February 17, 2017
A preference for the left or the right hand might be traced back to that asymmetry. “These results fundamentally change our understanding of the cause of hemispheric asymmetries,” conclude the authors. The team report about their study in the journal eLife.
Preference in the womb
To date, it had been assumed that differences in gene activity of the right and left hemisphere might be responsible for a person’s handedness. A preference for moving the left or right hand develops in the womb from the eighth week of pregnancy, according to ultrasound scans carried out in the 1980s. From the 13th week of pregnancy, unborn children prefer to suck either their right or their left thumb.
February 8, 2017
The same brain-chemical system that mediates feelings of pleasure from sex, recreational drugs, and food is also critical to experiencing musical pleasure, according to a study by McGill University researchers published today in the Nature journal Scientific Reports.

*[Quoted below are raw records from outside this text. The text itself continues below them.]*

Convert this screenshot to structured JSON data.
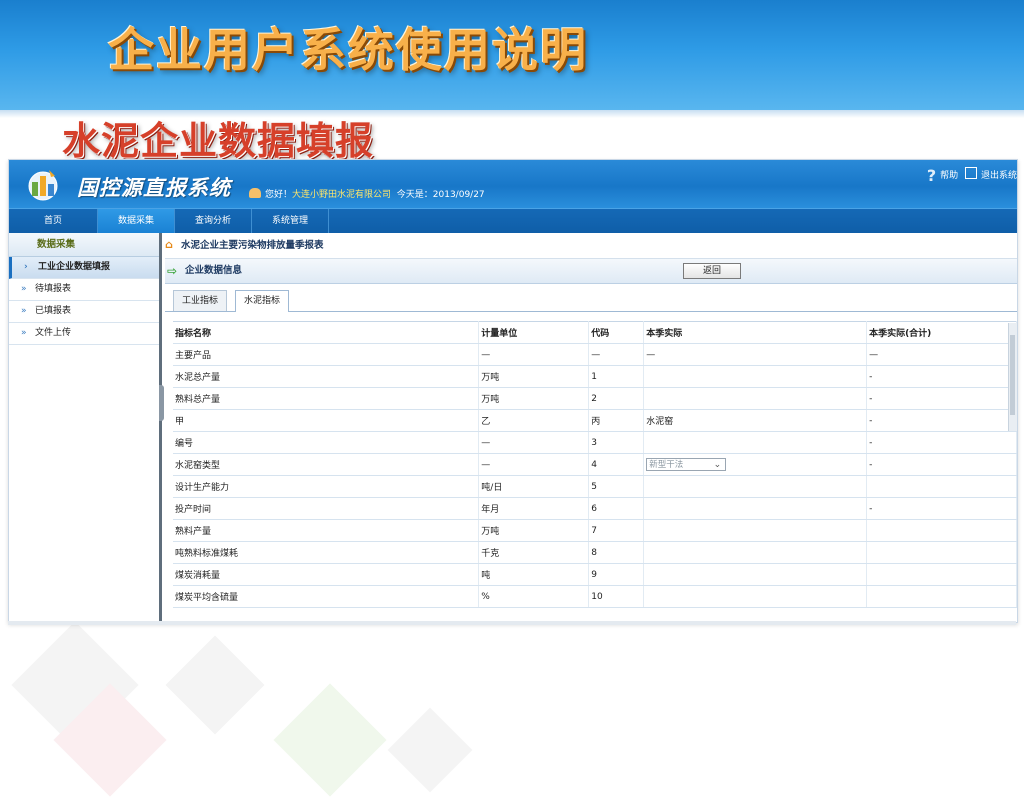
{
  "slide": {
    "title": "企业用户系统使用说明",
    "subtitle": "水泥企业数据填报"
  },
  "app": {
    "logo_text": "国控源直报系统",
    "greeting": "您好！",
    "company": "大连小野田水泥有限公司",
    "today_label": "今天是：",
    "date": "2013/09/27",
    "help_label": "帮助",
    "exit_label": "退出系统"
  },
  "nav": {
    "items": [
      {
        "label": "首页"
      },
      {
        "label": "数据采集"
      },
      {
        "label": "查询分析"
      },
      {
        "label": "系统管理"
      }
    ],
    "active_index": 1
  },
  "sidebar": {
    "title": "数据采集",
    "items": [
      {
        "label": "工业企业数据填报"
      },
      {
        "label": "待填报表"
      },
      {
        "label": "已填报表"
      },
      {
        "label": "文件上传"
      }
    ],
    "active_index": 0
  },
  "content": {
    "breadcrumb": "水泥企业主要污染物排放量季报表",
    "section_title": "企业数据信息",
    "back_button": "返回",
    "tabs": [
      {
        "label": "工业指标"
      },
      {
        "label": "水泥指标"
      }
    ],
    "active_tab": 1,
    "table": {
      "headers": [
        "指标名称",
        "计量单位",
        "代码",
        "本季实际",
        "本季实际(合计)"
      ],
      "rows": [
        [
          "主要产品",
          "—",
          "—",
          "—",
          "—"
        ],
        [
          "水泥总产量",
          "万吨",
          "1",
          "",
          "-"
        ],
        [
          "熟料总产量",
          "万吨",
          "2",
          "",
          "-"
        ],
        [
          "甲",
          "乙",
          "丙",
          "水泥窑",
          "-"
        ],
        [
          "编号",
          "—",
          "3",
          "",
          "-"
        ],
        [
          "水泥窑类型",
          "—",
          "4",
          "新型干法",
          "-"
        ],
        [
          "设计生产能力",
          "吨/日",
          "5",
          "",
          ""
        ],
        [
          "投产时间",
          "年月",
          "6",
          "",
          "-"
        ],
        [
          "熟料产量",
          "万吨",
          "7",
          "",
          ""
        ],
        [
          "吨熟料标准煤耗",
          "千克",
          "8",
          "",
          ""
        ],
        [
          "煤炭消耗量",
          "吨",
          "9",
          "",
          ""
        ],
        [
          "煤炭平均含硫量",
          "%",
          "10",
          "",
          ""
        ]
      ],
      "select_row_index": 5
    }
  },
  "colors": {
    "header_blue": "#1877c8",
    "title_orange": "#f8b04a",
    "subtitle_red": "#d6402a"
  }
}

“This is the first demonstration that the brain’s own opioids are directly involved in musical pleasure,” says cognitive psychologist Daniel Levitin, senior author of the paper. While previous work by Levitin’s lab and others had used neuroimaging to map areas of the brain that are active during moments of musical pleasure, scientists were able only to infer the involvement of the opioid system.
February 5, 2017

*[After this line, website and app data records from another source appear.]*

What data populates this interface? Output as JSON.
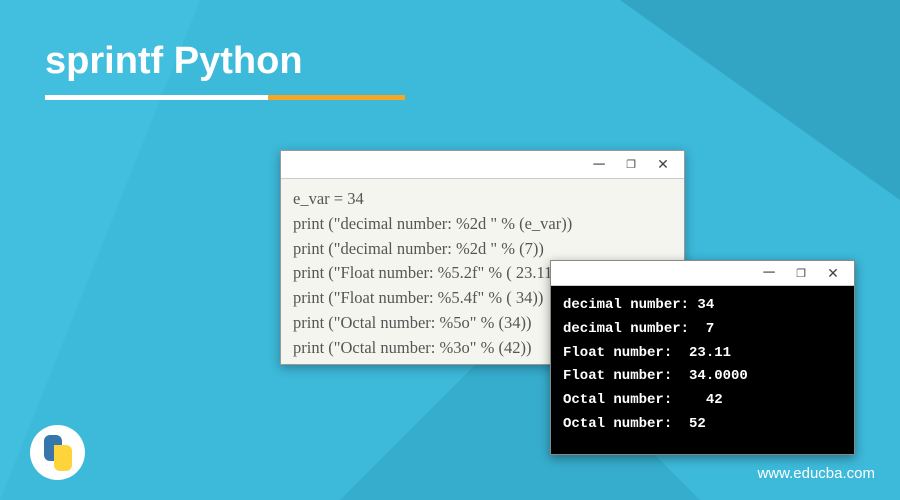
{
  "header": {
    "title": "sprintf Python"
  },
  "code_window": {
    "lines": [
      "e_var = 34",
      "print (\"decimal number: %2d \" % (e_var))",
      "print (\"decimal number: %2d \" % (7))",
      "print (\"Float number: %5.2f\" % ( 23.11))",
      "print (\"Float number: %5.4f\" % ( 34))",
      "print (\"Octal number: %5o\" % (34))",
      "print (\"Octal number: %3o\" % (42))"
    ]
  },
  "console_window": {
    "lines": [
      "decimal number: 34",
      "decimal number:  7",
      "Float number:  23.11",
      "Float number:  34.0000",
      "Octal number:    42",
      "Octal number:  52"
    ]
  },
  "footer": {
    "url": "www.educba.com"
  },
  "icons": {
    "minimize": "─",
    "maximize": "❐",
    "close": "✕"
  }
}
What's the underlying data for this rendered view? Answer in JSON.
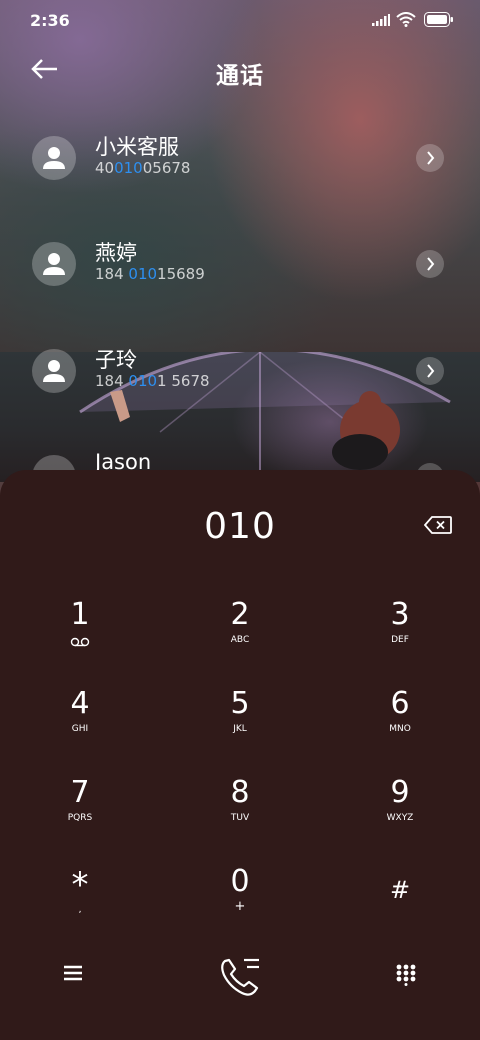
{
  "status": {
    "time": "2:36"
  },
  "header": {
    "title": "通话"
  },
  "contacts": [
    {
      "name": "小米客服",
      "num_pre": "40",
      "num_hl": "010",
      "num_post": "05678"
    },
    {
      "name": "燕婷",
      "num_pre": "184 ",
      "num_hl": "010",
      "num_post": "15689"
    },
    {
      "name": "子玲",
      "num_pre": "184 ",
      "num_hl": "010",
      "num_post": "1 5678"
    },
    {
      "name": "Jason",
      "num_pre": "",
      "num_hl": "",
      "num_post": ""
    }
  ],
  "dialer": {
    "number": "010",
    "keys": [
      {
        "digit": "1",
        "letters": ""
      },
      {
        "digit": "2",
        "letters": "ABC"
      },
      {
        "digit": "3",
        "letters": "DEF"
      },
      {
        "digit": "4",
        "letters": "GHI"
      },
      {
        "digit": "5",
        "letters": "JKL"
      },
      {
        "digit": "6",
        "letters": "MNO"
      },
      {
        "digit": "7",
        "letters": "PQRS"
      },
      {
        "digit": "8",
        "letters": "TUV"
      },
      {
        "digit": "9",
        "letters": "WXYZ"
      },
      {
        "digit": "*",
        "letters": ","
      },
      {
        "digit": "0",
        "letters": "+"
      },
      {
        "digit": "#",
        "letters": ""
      }
    ]
  },
  "colors": {
    "highlight": "#2d8ff0",
    "dialer_bg": "#301a19"
  }
}
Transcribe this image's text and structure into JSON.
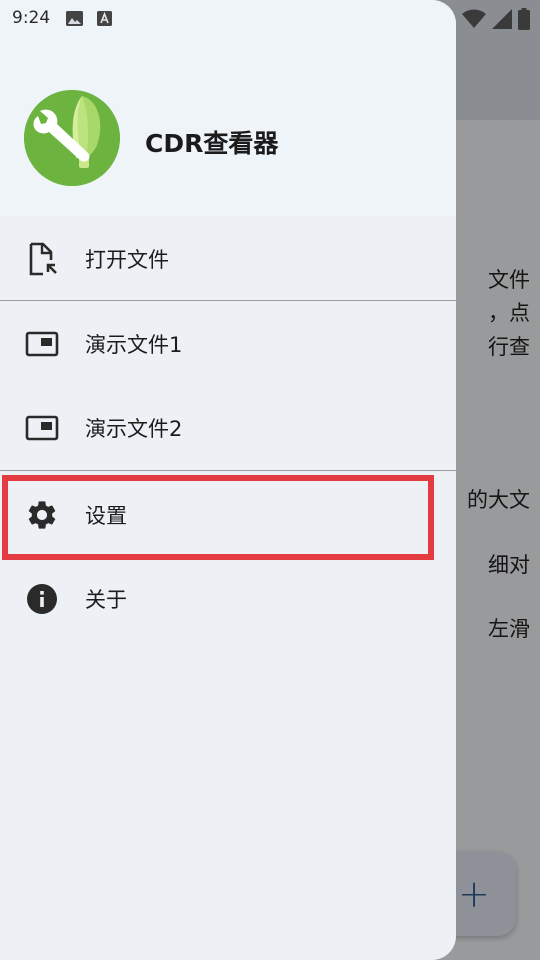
{
  "status_bar": {
    "time": "9:24",
    "icons": [
      "image-icon",
      "text-a-icon",
      "wifi-icon",
      "signal-icon",
      "battery-icon"
    ]
  },
  "background": {
    "text_lines": [
      "文件",
      "，点",
      "行查",
      "的大文",
      "细对",
      "左滑"
    ],
    "fab_label": "+"
  },
  "drawer": {
    "app_name": "CDR查看器",
    "items": [
      {
        "label": "打开文件",
        "icon": "open-file-icon"
      },
      {
        "label": "演示文件1",
        "icon": "presentation-icon"
      },
      {
        "label": "演示文件2",
        "icon": "presentation-icon"
      },
      {
        "label": "设置",
        "icon": "gear-icon"
      },
      {
        "label": "关于",
        "icon": "info-icon"
      }
    ]
  },
  "colors": {
    "highlight": "#e33b3f",
    "logo_green": "#6cb33f",
    "drawer_bg": "#edf1f5",
    "fab_accent": "#2f5c92"
  }
}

When preschoolers spend time around one another, they tend to take on each others’ personalities, indicates a new study by Michigan State University psychology researchers.
The study, published online in the Journal of Personality and Social Psychology, suggests personality is shaped by environment and not just genes.

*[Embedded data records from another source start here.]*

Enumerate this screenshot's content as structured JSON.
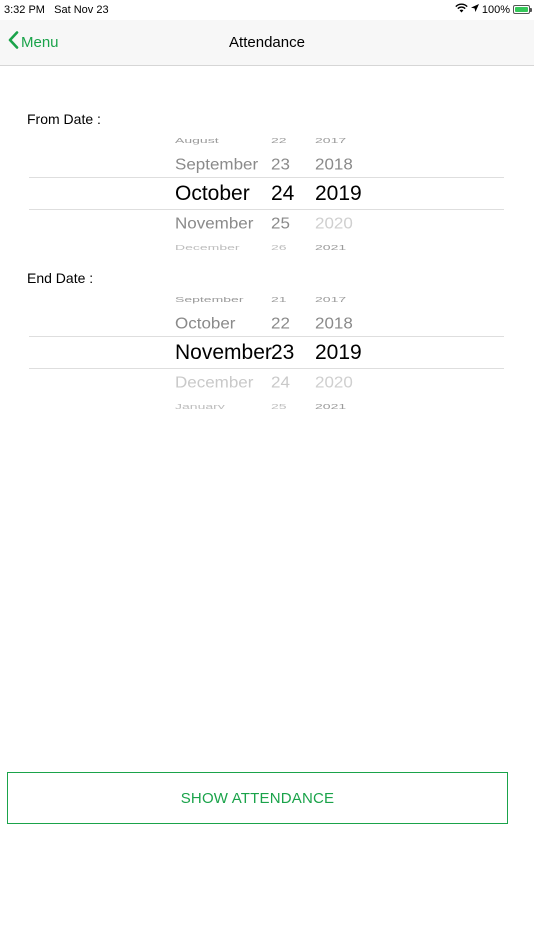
{
  "status_bar": {
    "time": "3:32 PM",
    "date": "Sat Nov 23",
    "battery": "100%",
    "icons": [
      "wifi-icon",
      "location-icon",
      "battery-charging-icon"
    ]
  },
  "nav": {
    "back_label": "Menu",
    "title": "Attendance",
    "accent_color": "#1aa34a"
  },
  "from_date": {
    "label": "From Date :",
    "months": [
      "August",
      "September",
      "October",
      "November",
      "December"
    ],
    "days": [
      "22",
      "23",
      "24",
      "25",
      "26"
    ],
    "years": [
      "2017",
      "2018",
      "2019",
      "2020",
      "2021"
    ],
    "selected": {
      "month": "October",
      "day": "24",
      "year": "2019"
    }
  },
  "end_date": {
    "label": "End Date :",
    "months": [
      "September",
      "October",
      "November",
      "December",
      "January"
    ],
    "days": [
      "21",
      "22",
      "23",
      "24",
      "25"
    ],
    "years": [
      "2017",
      "2018",
      "2019",
      "2020",
      "2021"
    ],
    "selected": {
      "month": "November",
      "day": "23",
      "year": "2019"
    }
  },
  "action": {
    "label": "SHOW ATTENDANCE"
  }
}
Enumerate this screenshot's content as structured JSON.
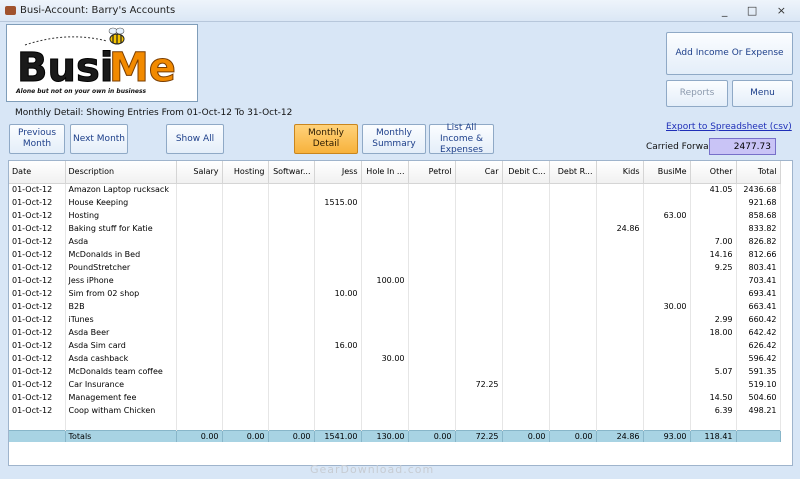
{
  "window": {
    "title": "Busi-Account: Barry's Accounts",
    "controls": "_ □ ×"
  },
  "logo": {
    "brand": "BusiMe",
    "tagline": "Alone but not on your own in business"
  },
  "buttons": {
    "add_income": "Add Income Or Expense",
    "reports": "Reports",
    "menu": "Menu",
    "previous_month": "Previous Month",
    "next_month": "Next Month",
    "show_all": "Show All",
    "monthly_detail": "Monthly Detail",
    "monthly_summary": "Monthly Summary",
    "list_all": "List All Income & Expenses"
  },
  "detail_label": "Monthly Detail: Showing Entries From 01-Oct-12 To 31-Oct-12",
  "export_link": "Export to Spreadsheet (csv)",
  "carried_forward": {
    "label": "Carried Forward",
    "value": "2477.73"
  },
  "table": {
    "columns": [
      "Date",
      "Description",
      "Salary",
      "Hosting",
      "Softwar...",
      "Jess",
      "Hole In ...",
      "Petrol",
      "Car",
      "Debit C...",
      "Debt R...",
      "Kids",
      "BusiMe",
      "Other",
      "Total"
    ],
    "rows": [
      [
        "01-Oct-12",
        "Amazon Laptop rucksack",
        "",
        "",
        "",
        "",
        "",
        "",
        "",
        "",
        "",
        "",
        "",
        "41.05",
        "2436.68"
      ],
      [
        "01-Oct-12",
        "House Keeping",
        "",
        "",
        "",
        "1515.00",
        "",
        "",
        "",
        "",
        "",
        "",
        "",
        "",
        "921.68"
      ],
      [
        "01-Oct-12",
        "Hosting",
        "",
        "",
        "",
        "",
        "",
        "",
        "",
        "",
        "",
        "",
        "63.00",
        "",
        "858.68"
      ],
      [
        "01-Oct-12",
        "Baking stuff for Katie",
        "",
        "",
        "",
        "",
        "",
        "",
        "",
        "",
        "",
        "24.86",
        "",
        "",
        "833.82"
      ],
      [
        "01-Oct-12",
        "Asda",
        "",
        "",
        "",
        "",
        "",
        "",
        "",
        "",
        "",
        "",
        "",
        "7.00",
        "826.82"
      ],
      [
        "01-Oct-12",
        "McDonalds in Bed",
        "",
        "",
        "",
        "",
        "",
        "",
        "",
        "",
        "",
        "",
        "",
        "14.16",
        "812.66"
      ],
      [
        "01-Oct-12",
        "PoundStretcher",
        "",
        "",
        "",
        "",
        "",
        "",
        "",
        "",
        "",
        "",
        "",
        "9.25",
        "803.41"
      ],
      [
        "01-Oct-12",
        "Jess iPhone",
        "",
        "",
        "",
        "",
        "100.00",
        "",
        "",
        "",
        "",
        "",
        "",
        "",
        "703.41"
      ],
      [
        "01-Oct-12",
        "Sim from 02 shop",
        "",
        "",
        "",
        "10.00",
        "",
        "",
        "",
        "",
        "",
        "",
        "",
        "",
        "693.41"
      ],
      [
        "01-Oct-12",
        "B2B",
        "",
        "",
        "",
        "",
        "",
        "",
        "",
        "",
        "",
        "",
        "30.00",
        "",
        "663.41"
      ],
      [
        "01-Oct-12",
        "iTunes",
        "",
        "",
        "",
        "",
        "",
        "",
        "",
        "",
        "",
        "",
        "",
        "2.99",
        "660.42"
      ],
      [
        "01-Oct-12",
        "Asda Beer",
        "",
        "",
        "",
        "",
        "",
        "",
        "",
        "",
        "",
        "",
        "",
        "18.00",
        "642.42"
      ],
      [
        "01-Oct-12",
        "Asda Sim card",
        "",
        "",
        "",
        "16.00",
        "",
        "",
        "",
        "",
        "",
        "",
        "",
        "",
        "626.42"
      ],
      [
        "01-Oct-12",
        "Asda cashback",
        "",
        "",
        "",
        "",
        "30.00",
        "",
        "",
        "",
        "",
        "",
        "",
        "",
        "596.42"
      ],
      [
        "01-Oct-12",
        "McDonalds team coffee",
        "",
        "",
        "",
        "",
        "",
        "",
        "",
        "",
        "",
        "",
        "",
        "5.07",
        "591.35"
      ],
      [
        "01-Oct-12",
        "Car Insurance",
        "",
        "",
        "",
        "",
        "",
        "",
        "72.25",
        "",
        "",
        "",
        "",
        "",
        "519.10"
      ],
      [
        "01-Oct-12",
        "Management fee",
        "",
        "",
        "",
        "",
        "",
        "",
        "",
        "",
        "",
        "",
        "",
        "14.50",
        "504.60"
      ],
      [
        "01-Oct-12",
        "Coop witham Chicken",
        "",
        "",
        "",
        "",
        "",
        "",
        "",
        "",
        "",
        "",
        "",
        "6.39",
        "498.21"
      ]
    ],
    "totals": [
      "",
      "Totals",
      "0.00",
      "0.00",
      "0.00",
      "1541.00",
      "130.00",
      "0.00",
      "72.25",
      "0.00",
      "0.00",
      "24.86",
      "93.00",
      "118.41",
      ""
    ]
  },
  "watermark": "GearDownload.com",
  "colors": {
    "window_bg": "#d8e6f6",
    "active_tab": "#f7b23c",
    "carried_forward_bg": "#c9c4f6",
    "totals_row": "#a8d3e3",
    "link": "#1f2fb8"
  }
}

November 21, 2016
If you’ve ever had to seek medical attention for an illness or an injury during a vacation, you’re not alone. A new national survey by Orlando Health finds one in four vacations includes a trip to the ER and doctors say many patients are simply not prepared for the situation.
“When you’re going on vacation the last thing you want to think about is a medical emergency, but with just a few simple steps, you can rest assured that you will be prepared for any situation” said Steven Corbett, MD, an emergency medicine physician with Dr. P. Phillips Hospital at Orlando Health.
November 8, 2016
Older adolescents and adults can learn certain thinking skills including non-verbal reasoning more effectively than younger people, finds new UCL (University College London) research.
The study, published in Psychological Science, also highlights the fact that non-verbal reasoning skills can be readily trained and do not represent an innate, fixed ability. Read more
November 4, 2016
Almost all of us get songs stuck in our heads from time to time but why do certain tunes have the ‘stick factor’?
The first large-scale study, led by Dr Kelly Jakubowski at Durham University, may have some answers to this musical stickiness.
It has shown that songs that get stuck in your head – called earworms or involuntary musical imagery – are usually faster, with a fairly generic and easy-to-remember melody but with some unique intervals such as leaps or repetitions that set it apart from the “average pop song”. Read more
July 26, 2016
Police lineups in which distinctive individual marks or features are not altered can impair witnesses’ ability to distinguish between innocent and guilty suspects, according to new research in Psychological Science, a journal of the Association for Psychological Science.
The research, conducted by a team of psychology researchers from the University of Warwick in the UK, builds on existing eyewitness identification studies suggesting that so-called “unfair lineups,” in which the police suspect stands out, make witnesses more willing to identify that suspect. Read more
July 8, 2016
When talking about troubling sexual encounters some women mention faking sexual pleasure to speed up their male partner’s orgasm and ultimately end sex.
This is one of the findings of a qualitative study by Emily Thomas (Ryerson University, Canada) Monika Stelzl, Michelle Lafrance (St. Thomas University, Canada) that will be presented today, Friday 8 July 2016, at the British Psychological Society’s Psychology of Women annual conference in Windsor. Read more
May 27, 2016
Babies find it easier to learn words with repetitive syllables rather than mixed sounds, a study suggests.
Assessments of language learning in 18-month-olds suggest that children are better at grasping the names of objects with repeated syllables, over words with non-identical syllables.
Researchers say the study may help explain why some words or phrases, such as ‘train’ and ‘good night’, have given rise to versions with repeated syllables, such as choo-choo and night-night. Read more
April 12, 2016
There are six components to an apology – and the more of them you include when you say you’re sorry, the more effective your apology will be, according to new research.
But if you’re pressed for time or space, there are two elements that are the most critical to having your apology accepted.
“Apologies really do work, but you should make sure you hit as many of the six key components as possible,” said Roy Lewicki, lead author of the study and professor emeritus of management and human resources at The Ohio State University’s Fisher College of Business. Read more